### EXERCISE INPUTS
########################################

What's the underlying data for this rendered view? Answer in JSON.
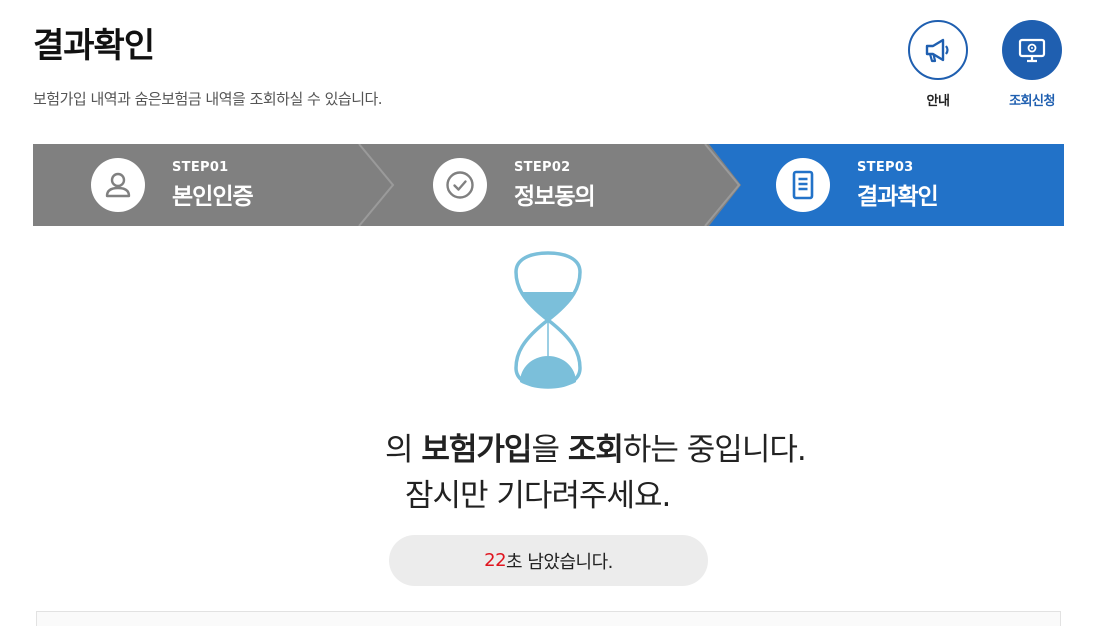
{
  "header": {
    "title": "결과확인",
    "subtitle": "보험가입 내역과 숨은보험금 내역을 조회하실 수 있습니다."
  },
  "actions": [
    {
      "label": "안내",
      "icon": "megaphone-icon"
    },
    {
      "label": "조회신청",
      "icon": "monitor-icon"
    }
  ],
  "steps": [
    {
      "num": "STEP01",
      "name": "본인인증",
      "icon": "person-icon",
      "active": false
    },
    {
      "num": "STEP02",
      "name": "정보동의",
      "icon": "check-circle-icon",
      "active": false
    },
    {
      "num": "STEP03",
      "name": "결과확인",
      "icon": "document-icon",
      "active": true
    }
  ],
  "status": {
    "line1_prefix": "의 ",
    "line1_bold1": "보험가입",
    "line1_mid": "을 ",
    "line1_bold2": "조회",
    "line1_suffix": "하는 중입니다.",
    "line2": "잠시만 기다려주세요."
  },
  "timer": {
    "seconds": "22",
    "suffix": "초 남았습니다."
  },
  "colors": {
    "accent": "#1f5fb0",
    "step_active": "#2272c8",
    "step_inactive": "#808080",
    "timer_number": "#e0141e",
    "hourglass": "#7bbfda"
  }
}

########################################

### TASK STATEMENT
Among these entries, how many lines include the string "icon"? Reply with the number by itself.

### RESULT FOR THIS EXERCISE
5